YOUR INSTRUCTIONS:
Set down all the lines below, each one exactly as shown.

Component data from apps and pages:
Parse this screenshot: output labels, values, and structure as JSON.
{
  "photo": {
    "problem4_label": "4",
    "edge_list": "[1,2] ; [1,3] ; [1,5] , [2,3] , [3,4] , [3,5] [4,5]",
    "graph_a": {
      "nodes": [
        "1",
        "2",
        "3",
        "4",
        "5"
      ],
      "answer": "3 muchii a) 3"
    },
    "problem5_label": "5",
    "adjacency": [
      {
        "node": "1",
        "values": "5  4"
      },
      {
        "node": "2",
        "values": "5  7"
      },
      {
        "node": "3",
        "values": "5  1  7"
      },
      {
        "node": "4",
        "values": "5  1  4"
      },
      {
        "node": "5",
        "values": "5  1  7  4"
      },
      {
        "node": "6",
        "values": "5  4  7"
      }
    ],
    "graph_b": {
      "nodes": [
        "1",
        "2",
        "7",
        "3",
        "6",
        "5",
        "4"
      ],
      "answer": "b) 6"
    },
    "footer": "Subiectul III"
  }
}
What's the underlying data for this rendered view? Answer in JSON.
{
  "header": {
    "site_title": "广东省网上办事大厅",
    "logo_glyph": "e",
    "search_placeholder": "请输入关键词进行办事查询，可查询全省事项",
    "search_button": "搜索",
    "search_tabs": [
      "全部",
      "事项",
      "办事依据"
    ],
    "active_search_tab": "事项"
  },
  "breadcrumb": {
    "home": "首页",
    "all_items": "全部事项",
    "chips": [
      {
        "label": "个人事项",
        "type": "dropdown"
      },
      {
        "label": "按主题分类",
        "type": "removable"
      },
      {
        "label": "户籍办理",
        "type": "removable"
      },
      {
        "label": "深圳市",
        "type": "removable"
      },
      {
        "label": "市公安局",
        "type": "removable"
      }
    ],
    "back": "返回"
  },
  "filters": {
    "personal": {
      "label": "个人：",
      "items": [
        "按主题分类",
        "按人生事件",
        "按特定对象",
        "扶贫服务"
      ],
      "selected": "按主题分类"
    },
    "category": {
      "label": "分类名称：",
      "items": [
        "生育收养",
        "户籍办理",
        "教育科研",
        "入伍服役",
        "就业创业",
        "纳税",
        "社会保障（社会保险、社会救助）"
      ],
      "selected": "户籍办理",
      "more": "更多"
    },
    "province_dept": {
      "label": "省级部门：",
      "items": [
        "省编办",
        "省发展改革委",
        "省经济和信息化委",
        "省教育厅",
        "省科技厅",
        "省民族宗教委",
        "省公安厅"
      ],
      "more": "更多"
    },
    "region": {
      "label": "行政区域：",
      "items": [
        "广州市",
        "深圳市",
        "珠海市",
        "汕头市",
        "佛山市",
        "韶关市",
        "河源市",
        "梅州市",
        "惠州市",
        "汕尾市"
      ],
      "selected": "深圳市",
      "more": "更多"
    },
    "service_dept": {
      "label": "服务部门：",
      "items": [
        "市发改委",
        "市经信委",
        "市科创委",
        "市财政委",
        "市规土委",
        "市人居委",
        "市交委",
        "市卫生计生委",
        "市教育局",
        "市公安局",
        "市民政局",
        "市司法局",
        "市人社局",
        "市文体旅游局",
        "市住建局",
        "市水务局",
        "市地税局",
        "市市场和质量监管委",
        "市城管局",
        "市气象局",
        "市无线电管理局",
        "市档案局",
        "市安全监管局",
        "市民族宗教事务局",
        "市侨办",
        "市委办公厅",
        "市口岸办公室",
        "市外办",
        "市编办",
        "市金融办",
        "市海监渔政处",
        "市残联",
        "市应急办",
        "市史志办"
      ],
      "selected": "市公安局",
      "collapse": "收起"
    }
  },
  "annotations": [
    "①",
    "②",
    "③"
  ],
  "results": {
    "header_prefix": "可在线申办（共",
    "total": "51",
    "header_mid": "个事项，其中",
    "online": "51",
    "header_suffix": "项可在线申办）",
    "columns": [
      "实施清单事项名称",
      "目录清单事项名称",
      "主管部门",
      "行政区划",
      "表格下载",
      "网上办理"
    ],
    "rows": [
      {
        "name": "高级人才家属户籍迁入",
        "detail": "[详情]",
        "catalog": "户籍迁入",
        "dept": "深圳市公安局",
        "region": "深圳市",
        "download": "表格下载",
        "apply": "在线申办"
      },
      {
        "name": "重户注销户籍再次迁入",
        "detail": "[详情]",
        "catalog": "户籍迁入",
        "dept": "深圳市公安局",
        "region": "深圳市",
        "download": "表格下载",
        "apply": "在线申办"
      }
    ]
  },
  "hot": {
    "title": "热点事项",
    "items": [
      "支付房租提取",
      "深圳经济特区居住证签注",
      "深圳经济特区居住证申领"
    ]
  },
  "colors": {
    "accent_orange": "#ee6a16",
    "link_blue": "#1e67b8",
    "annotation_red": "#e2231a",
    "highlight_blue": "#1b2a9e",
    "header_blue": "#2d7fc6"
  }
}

SOLUTION FOR THIS TASK:
Parse this screenshot: output labels, values, and structure as JSON.
{
  "photo": {
    "problem4_label": "4",
    "edge_list": "[1,2] ; [1,3] ; [1,5] , [2,3] , [3,4] , [3,5] [4,5]",
    "graph_a": {
      "nodes": [
        "1",
        "2",
        "3",
        "4",
        "5"
      ],
      "answer": "3 muchii a) 3"
    },
    "problem5_label": "5",
    "adjacency": [
      {
        "node": "1",
        "values": "5  4"
      },
      {
        "node": "2",
        "values": "5  7"
      },
      {
        "node": "3",
        "values": "5  1  7"
      },
      {
        "node": "4",
        "values": "5  1  4"
      },
      {
        "node": "5",
        "values": "5  1  7  4"
      },
      {
        "node": "6",
        "values": "5  4  7"
      }
    ],
    "graph_b": {
      "nodes": [
        "1",
        "2",
        "7",
        "3",
        "6",
        "5",
        "4"
      ],
      "answer": "b) 6"
    },
    "footer": "Subiectul III"
  }
}
What's the underlying data for this rendered view? Answer in JSON.
{
  "header": {
    "site_title": "广东省网上办事大厅",
    "logo_glyph": "e",
    "search_placeholder": "请输入关键词进行办事查询，可查询全省事项",
    "search_button": "搜索",
    "search_tabs": [
      "全部",
      "事项",
      "办事依据"
    ],
    "active_search_tab": "事项"
  },
  "breadcrumb": {
    "home": "首页",
    "all_items": "全部事项",
    "chips": [
      {
        "label": "个人事项",
        "type": "dropdown"
      },
      {
        "label": "按主题分类",
        "type": "removable"
      },
      {
        "label": "户籍办理",
        "type": "removable"
      },
      {
        "label": "深圳市",
        "type": "removable"
      },
      {
        "label": "市公安局",
        "type": "removable"
      }
    ],
    "back": "返回"
  },
  "filters": {
    "personal": {
      "label": "个人：",
      "items": [
        "按主题分类",
        "按人生事件",
        "按特定对象",
        "扶贫服务"
      ],
      "selected": "按主题分类"
    },
    "category": {
      "label": "分类名称：",
      "items": [
        "生育收养",
        "户籍办理",
        "教育科研",
        "入伍服役",
        "就业创业",
        "纳税",
        "社会保障（社会保险、社会救助）"
      ],
      "selected": "户籍办理",
      "more": "更多"
    },
    "province_dept": {
      "label": "省级部门：",
      "items": [
        "省编办",
        "省发展改革委",
        "省经济和信息化委",
        "省教育厅",
        "省科技厅",
        "省民族宗教委",
        "省公安厅"
      ],
      "more": "更多"
    },
    "region": {
      "label": "行政区域：",
      "items": [
        "广州市",
        "深圳市",
        "珠海市",
        "汕头市",
        "佛山市",
        "韶关市",
        "河源市",
        "梅州市",
        "惠州市",
        "汕尾市"
      ],
      "selected": "深圳市",
      "more": "更多"
    },
    "service_dept": {
      "label": "服务部门：",
      "items": [
        "市发改委",
        "市经信委",
        "市科创委",
        "市财政委",
        "市规土委",
        "市人居委",
        "市交委",
        "市卫生计生委",
        "市教育局",
        "市公安局",
        "市民政局",
        "市司法局",
        "市人社局",
        "市文体旅游局",
        "市住建局",
        "市水务局",
        "市地税局",
        "市市场和质量监管委",
        "市城管局",
        "市气象局",
        "市无线电管理局",
        "市档案局",
        "市安全监管局",
        "市民族宗教事务局",
        "市侨办",
        "市委办公厅",
        "市口岸办公室",
        "市外办",
        "市编办",
        "市金融办",
        "市海监渔政处",
        "市残联",
        "市应急办",
        "市史志办"
      ],
      "selected": "市公安局",
      "collapse": "收起"
    }
  },
  "annotations": [
    "①",
    "②",
    "③"
  ],
  "results": {
    "header_prefix": "可在线申办（共",
    "total": "51",
    "header_mid": "个事项，其中",
    "online": "51",
    "header_suffix": "项可在线申办）",
    "columns": [
      "实施清单事项名称",
      "目录清单事项名称",
      "主管部门",
      "行政区划",
      "表格下载",
      "网上办理"
    ],
    "rows": [
      {
        "name": "高级人才家属户籍迁入",
        "detail": "[详情]",
        "catalog": "户籍迁入",
        "dept": "深圳市公安局",
        "region": "深圳市",
        "download": "表格下载",
        "apply": "在线申办"
      },
      {
        "name": "重户注销户籍再次迁入",
        "detail": "[详情]",
        "catalog": "户籍迁入",
        "dept": "深圳市公安局",
        "region": "深圳市",
        "download": "表格下载",
        "apply": "在线申办"
      }
    ]
  },
  "hot": {
    "title": "热点事项",
    "items": [
      "支付房租提取",
      "深圳经济特区居住证签注",
      "深圳经济特区居住证申领"
    ]
  },
  "colors": {
    "accent_orange": "#ee6a16",
    "link_blue": "#1e67b8",
    "annotation_red": "#e2231a",
    "highlight_blue": "#1b2a9e",
    "header_blue": "#2d7fc6"
  }
}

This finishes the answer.